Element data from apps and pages
───

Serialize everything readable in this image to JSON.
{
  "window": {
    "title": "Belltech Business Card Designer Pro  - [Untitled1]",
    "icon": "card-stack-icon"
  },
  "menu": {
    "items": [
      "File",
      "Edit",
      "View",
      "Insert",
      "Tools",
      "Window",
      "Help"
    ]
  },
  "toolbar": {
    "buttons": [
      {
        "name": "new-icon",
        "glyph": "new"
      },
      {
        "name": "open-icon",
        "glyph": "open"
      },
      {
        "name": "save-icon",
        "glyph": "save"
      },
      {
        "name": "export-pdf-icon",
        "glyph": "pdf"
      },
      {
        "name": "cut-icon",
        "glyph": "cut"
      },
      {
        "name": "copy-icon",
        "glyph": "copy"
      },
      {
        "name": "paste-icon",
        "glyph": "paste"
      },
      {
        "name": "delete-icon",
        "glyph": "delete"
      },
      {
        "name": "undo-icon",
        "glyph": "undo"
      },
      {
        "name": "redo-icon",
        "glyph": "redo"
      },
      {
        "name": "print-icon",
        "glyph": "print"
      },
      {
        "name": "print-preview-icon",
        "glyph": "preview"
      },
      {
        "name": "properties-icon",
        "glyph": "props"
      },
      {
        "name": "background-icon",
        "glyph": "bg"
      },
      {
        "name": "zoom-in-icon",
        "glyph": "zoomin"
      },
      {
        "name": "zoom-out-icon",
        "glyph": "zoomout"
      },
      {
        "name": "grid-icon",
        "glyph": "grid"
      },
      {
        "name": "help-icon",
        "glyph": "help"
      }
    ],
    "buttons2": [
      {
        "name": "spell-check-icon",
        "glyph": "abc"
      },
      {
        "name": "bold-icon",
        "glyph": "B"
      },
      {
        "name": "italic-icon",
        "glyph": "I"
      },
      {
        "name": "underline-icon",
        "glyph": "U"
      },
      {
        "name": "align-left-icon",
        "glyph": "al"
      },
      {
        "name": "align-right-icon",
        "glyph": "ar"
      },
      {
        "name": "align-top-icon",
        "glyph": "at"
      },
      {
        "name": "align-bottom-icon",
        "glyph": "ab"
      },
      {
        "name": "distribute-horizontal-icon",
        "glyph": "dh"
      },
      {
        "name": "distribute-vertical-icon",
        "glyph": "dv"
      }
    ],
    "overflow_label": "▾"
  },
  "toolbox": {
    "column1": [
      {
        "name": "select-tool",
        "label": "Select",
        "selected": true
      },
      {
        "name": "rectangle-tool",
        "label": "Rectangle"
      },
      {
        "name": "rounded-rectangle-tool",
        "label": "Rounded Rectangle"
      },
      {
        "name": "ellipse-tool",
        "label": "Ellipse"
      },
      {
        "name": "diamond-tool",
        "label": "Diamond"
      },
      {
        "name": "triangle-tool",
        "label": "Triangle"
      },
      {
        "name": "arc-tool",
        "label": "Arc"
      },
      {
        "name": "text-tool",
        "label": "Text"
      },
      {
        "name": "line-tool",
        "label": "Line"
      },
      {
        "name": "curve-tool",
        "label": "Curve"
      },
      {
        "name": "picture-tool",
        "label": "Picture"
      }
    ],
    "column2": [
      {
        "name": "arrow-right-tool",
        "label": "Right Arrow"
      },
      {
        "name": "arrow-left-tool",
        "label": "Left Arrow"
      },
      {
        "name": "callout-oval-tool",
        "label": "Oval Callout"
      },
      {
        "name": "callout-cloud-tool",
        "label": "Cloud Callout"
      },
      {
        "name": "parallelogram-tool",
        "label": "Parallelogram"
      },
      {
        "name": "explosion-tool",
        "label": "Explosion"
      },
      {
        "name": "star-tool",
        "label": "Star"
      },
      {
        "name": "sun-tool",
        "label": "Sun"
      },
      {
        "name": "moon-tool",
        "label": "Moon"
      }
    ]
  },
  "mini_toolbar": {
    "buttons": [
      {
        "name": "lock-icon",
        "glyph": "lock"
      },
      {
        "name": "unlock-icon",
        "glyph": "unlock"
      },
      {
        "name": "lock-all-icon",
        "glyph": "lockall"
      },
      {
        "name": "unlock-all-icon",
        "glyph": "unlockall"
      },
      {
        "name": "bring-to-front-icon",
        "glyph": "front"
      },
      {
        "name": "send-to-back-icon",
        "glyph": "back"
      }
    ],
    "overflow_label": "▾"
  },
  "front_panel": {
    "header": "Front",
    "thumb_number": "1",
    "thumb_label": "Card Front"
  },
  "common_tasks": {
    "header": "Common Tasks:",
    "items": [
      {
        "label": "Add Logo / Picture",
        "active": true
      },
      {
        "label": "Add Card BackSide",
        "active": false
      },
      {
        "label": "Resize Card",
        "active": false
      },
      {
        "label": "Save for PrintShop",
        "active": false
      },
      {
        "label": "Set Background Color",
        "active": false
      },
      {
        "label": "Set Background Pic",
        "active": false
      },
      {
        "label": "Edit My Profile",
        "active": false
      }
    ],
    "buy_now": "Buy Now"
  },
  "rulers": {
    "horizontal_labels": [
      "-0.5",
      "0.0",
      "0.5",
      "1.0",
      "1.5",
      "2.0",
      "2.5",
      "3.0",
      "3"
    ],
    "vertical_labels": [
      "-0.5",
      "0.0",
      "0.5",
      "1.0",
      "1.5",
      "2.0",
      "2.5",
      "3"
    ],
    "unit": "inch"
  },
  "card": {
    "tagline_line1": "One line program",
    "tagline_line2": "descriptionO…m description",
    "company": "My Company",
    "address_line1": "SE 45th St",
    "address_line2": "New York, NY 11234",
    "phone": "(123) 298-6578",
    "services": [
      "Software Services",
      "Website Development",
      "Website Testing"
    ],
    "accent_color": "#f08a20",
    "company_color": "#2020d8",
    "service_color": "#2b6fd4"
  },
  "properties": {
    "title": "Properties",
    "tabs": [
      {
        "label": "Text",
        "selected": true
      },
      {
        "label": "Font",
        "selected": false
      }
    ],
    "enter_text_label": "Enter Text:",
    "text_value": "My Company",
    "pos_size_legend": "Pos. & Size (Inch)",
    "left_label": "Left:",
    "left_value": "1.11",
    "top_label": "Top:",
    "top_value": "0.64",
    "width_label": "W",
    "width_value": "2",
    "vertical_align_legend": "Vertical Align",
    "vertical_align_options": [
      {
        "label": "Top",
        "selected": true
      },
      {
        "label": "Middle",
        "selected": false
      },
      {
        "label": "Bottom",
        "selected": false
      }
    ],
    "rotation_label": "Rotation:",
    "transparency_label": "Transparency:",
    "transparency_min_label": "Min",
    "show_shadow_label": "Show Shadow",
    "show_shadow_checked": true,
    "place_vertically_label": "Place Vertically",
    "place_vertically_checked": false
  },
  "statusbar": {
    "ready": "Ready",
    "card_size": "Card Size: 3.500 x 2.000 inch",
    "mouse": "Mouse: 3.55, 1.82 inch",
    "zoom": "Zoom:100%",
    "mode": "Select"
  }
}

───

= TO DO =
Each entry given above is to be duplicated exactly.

= ANSWER TO THE PROBLEM =
Serialize everything readable in this image to JSON.
{
  "window": {
    "title": "Belltech Business Card Designer Pro  - [Untitled1]",
    "icon": "card-stack-icon"
  },
  "menu": {
    "items": [
      "File",
      "Edit",
      "View",
      "Insert",
      "Tools",
      "Window",
      "Help"
    ]
  },
  "toolbar": {
    "buttons": [
      {
        "name": "new-icon",
        "glyph": "new"
      },
      {
        "name": "open-icon",
        "glyph": "open"
      },
      {
        "name": "save-icon",
        "glyph": "save"
      },
      {
        "name": "export-pdf-icon",
        "glyph": "pdf"
      },
      {
        "name": "cut-icon",
        "glyph": "cut"
      },
      {
        "name": "copy-icon",
        "glyph": "copy"
      },
      {
        "name": "paste-icon",
        "glyph": "paste"
      },
      {
        "name": "delete-icon",
        "glyph": "delete"
      },
      {
        "name": "undo-icon",
        "glyph": "undo"
      },
      {
        "name": "redo-icon",
        "glyph": "redo"
      },
      {
        "name": "print-icon",
        "glyph": "print"
      },
      {
        "name": "print-preview-icon",
        "glyph": "preview"
      },
      {
        "name": "properties-icon",
        "glyph": "props"
      },
      {
        "name": "background-icon",
        "glyph": "bg"
      },
      {
        "name": "zoom-in-icon",
        "glyph": "zoomin"
      },
      {
        "name": "zoom-out-icon",
        "glyph": "zoomout"
      },
      {
        "name": "grid-icon",
        "glyph": "grid"
      },
      {
        "name": "help-icon",
        "glyph": "help"
      }
    ],
    "buttons2": [
      {
        "name": "spell-check-icon",
        "glyph": "abc"
      },
      {
        "name": "bold-icon",
        "glyph": "B"
      },
      {
        "name": "italic-icon",
        "glyph": "I"
      },
      {
        "name": "underline-icon",
        "glyph": "U"
      },
      {
        "name": "align-left-icon",
        "glyph": "al"
      },
      {
        "name": "align-right-icon",
        "glyph": "ar"
      },
      {
        "name": "align-top-icon",
        "glyph": "at"
      },
      {
        "name": "align-bottom-icon",
        "glyph": "ab"
      },
      {
        "name": "distribute-horizontal-icon",
        "glyph": "dh"
      },
      {
        "name": "distribute-vertical-icon",
        "glyph": "dv"
      }
    ],
    "overflow_label": "▾"
  },
  "toolbox": {
    "column1": [
      {
        "name": "select-tool",
        "label": "Select",
        "selected": true
      },
      {
        "name": "rectangle-tool",
        "label": "Rectangle"
      },
      {
        "name": "rounded-rectangle-tool",
        "label": "Rounded Rectangle"
      },
      {
        "name": "ellipse-tool",
        "label": "Ellipse"
      },
      {
        "name": "diamond-tool",
        "label": "Diamond"
      },
      {
        "name": "triangle-tool",
        "label": "Triangle"
      },
      {
        "name": "arc-tool",
        "label": "Arc"
      },
      {
        "name": "text-tool",
        "label": "Text"
      },
      {
        "name": "line-tool",
        "label": "Line"
      },
      {
        "name": "curve-tool",
        "label": "Curve"
      },
      {
        "name": "picture-tool",
        "label": "Picture"
      }
    ],
    "column2": [
      {
        "name": "arrow-right-tool",
        "label": "Right Arrow"
      },
      {
        "name": "arrow-left-tool",
        "label": "Left Arrow"
      },
      {
        "name": "callout-oval-tool",
        "label": "Oval Callout"
      },
      {
        "name": "callout-cloud-tool",
        "label": "Cloud Callout"
      },
      {
        "name": "parallelogram-tool",
        "label": "Parallelogram"
      },
      {
        "name": "explosion-tool",
        "label": "Explosion"
      },
      {
        "name": "star-tool",
        "label": "Star"
      },
      {
        "name": "sun-tool",
        "label": "Sun"
      },
      {
        "name": "moon-tool",
        "label": "Moon"
      }
    ]
  },
  "mini_toolbar": {
    "buttons": [
      {
        "name": "lock-icon",
        "glyph": "lock"
      },
      {
        "name": "unlock-icon",
        "glyph": "unlock"
      },
      {
        "name": "lock-all-icon",
        "glyph": "lockall"
      },
      {
        "name": "unlock-all-icon",
        "glyph": "unlockall"
      },
      {
        "name": "bring-to-front-icon",
        "glyph": "front"
      },
      {
        "name": "send-to-back-icon",
        "glyph": "back"
      }
    ],
    "overflow_label": "▾"
  },
  "front_panel": {
    "header": "Front",
    "thumb_number": "1",
    "thumb_label": "Card Front"
  },
  "common_tasks": {
    "header": "Common Tasks:",
    "items": [
      {
        "label": "Add Logo / Picture",
        "active": true
      },
      {
        "label": "Add Card BackSide",
        "active": false
      },
      {
        "label": "Resize Card",
        "active": false
      },
      {
        "label": "Save for PrintShop",
        "active": false
      },
      {
        "label": "Set Background Color",
        "active": false
      },
      {
        "label": "Set Background Pic",
        "active": false
      },
      {
        "label": "Edit My Profile",
        "active": false
      }
    ],
    "buy_now": "Buy Now"
  },
  "rulers": {
    "horizontal_labels": [
      "-0.5",
      "0.0",
      "0.5",
      "1.0",
      "1.5",
      "2.0",
      "2.5",
      "3.0",
      "3"
    ],
    "vertical_labels": [
      "-0.5",
      "0.0",
      "0.5",
      "1.0",
      "1.5",
      "2.0",
      "2.5",
      "3"
    ],
    "unit": "inch"
  },
  "card": {
    "tagline_line1": "One line program",
    "tagline_line2": "descriptionO…m description",
    "company": "My Company",
    "address_line1": "SE 45th St",
    "address_line2": "New York, NY 11234",
    "phone": "(123) 298-6578",
    "services": [
      "Software Services",
      "Website Development",
      "Website Testing"
    ],
    "accent_color": "#f08a20",
    "company_color": "#2020d8",
    "service_color": "#2b6fd4"
  },
  "properties": {
    "title": "Properties",
    "tabs": [
      {
        "label": "Text",
        "selected": true
      },
      {
        "label": "Font",
        "selected": false
      }
    ],
    "enter_text_label": "Enter Text:",
    "text_value": "My Company",
    "pos_size_legend": "Pos. & Size (Inch)",
    "left_label": "Left:",
    "left_value": "1.11",
    "top_label": "Top:",
    "top_value": "0.64",
    "width_label": "W",
    "width_value": "2",
    "vertical_align_legend": "Vertical Align",
    "vertical_align_options": [
      {
        "label": "Top",
        "selected": true
      },
      {
        "label": "Middle",
        "selected": false
      },
      {
        "label": "Bottom",
        "selected": false
      }
    ],
    "rotation_label": "Rotation:",
    "transparency_label": "Transparency:",
    "transparency_min_label": "Min",
    "show_shadow_label": "Show Shadow",
    "show_shadow_checked": true,
    "place_vertically_label": "Place Vertically",
    "place_vertically_checked": false
  },
  "statusbar": {
    "ready": "Ready",
    "card_size": "Card Size: 3.500 x 2.000 inch",
    "mouse": "Mouse: 3.55, 1.82 inch",
    "zoom": "Zoom:100%",
    "mode": "Select"
  }
}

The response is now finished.